He recognized that it may not always be possible to land your “dream job” right away, but he urged students that with talent and persistence, you can be lucky enough to turn your passions into reality. As Jon asserted, “This is the time in your life when you can make bold choices and go for it.” He reiterated that we need to take advantage of our time right now because it’ll never be here for us again. “You’ll never have the freedom you have right now. Make the most of it. Now is the time to go for it. Nothing is tying you down or holding you back,” he continued.
In our journey to “just go for it,” he recognized a few lessons he learned along the way:
- “Always try to surround yourself with people who are smarter, funnier, and just as passionate as you are. It raises your game.”
- “Maintain your creative outlet. Never let it go.”
- “You need to be self-aware. Don’t let your limitations hold you back. Build upon your strengths.”
- “Reach out to fellow Michigan graduates.”
I don’t know about you, fellow graduates, but these words will resonate with me forever.

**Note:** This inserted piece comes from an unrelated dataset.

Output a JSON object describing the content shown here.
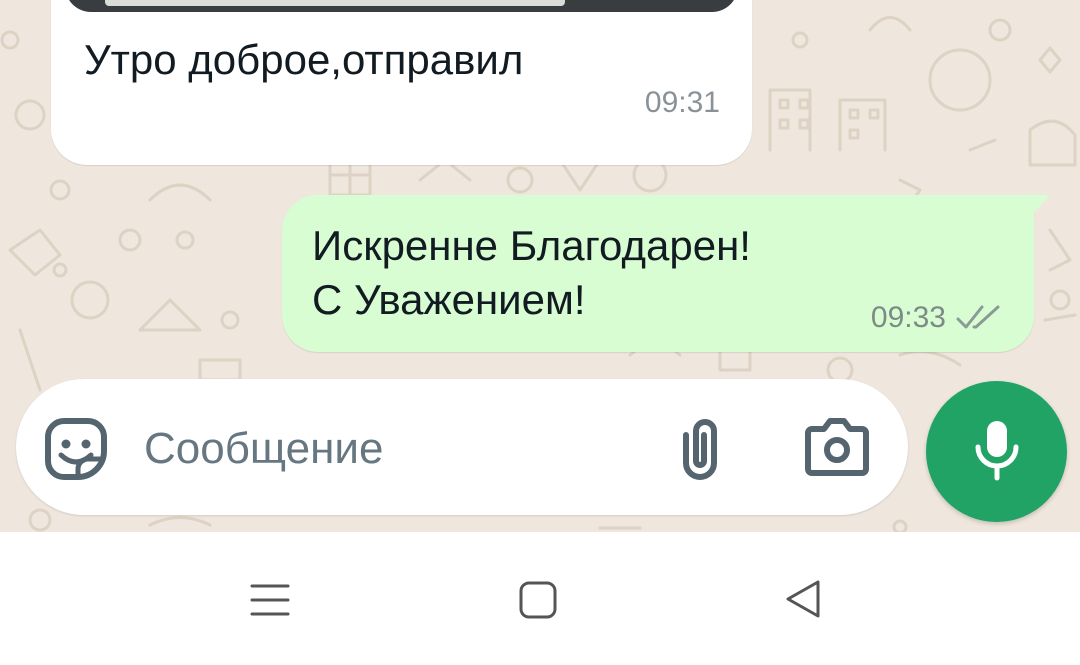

And just like that, we graduated from the Department of Communication Studies. As I look back at old photos, I am reminded that Jon Hein was right. We really have had the time of our lives these past four years. We learned, we failed, we succeeded, and we grew. We truly lived. But we can’t dwell in the past. We are more alive now than ever and there is still so much to experience. In the words of Jon Hein, “It’s okay to look back as you’re looking forward.” You bet, Jon Hein. I plan to do just that.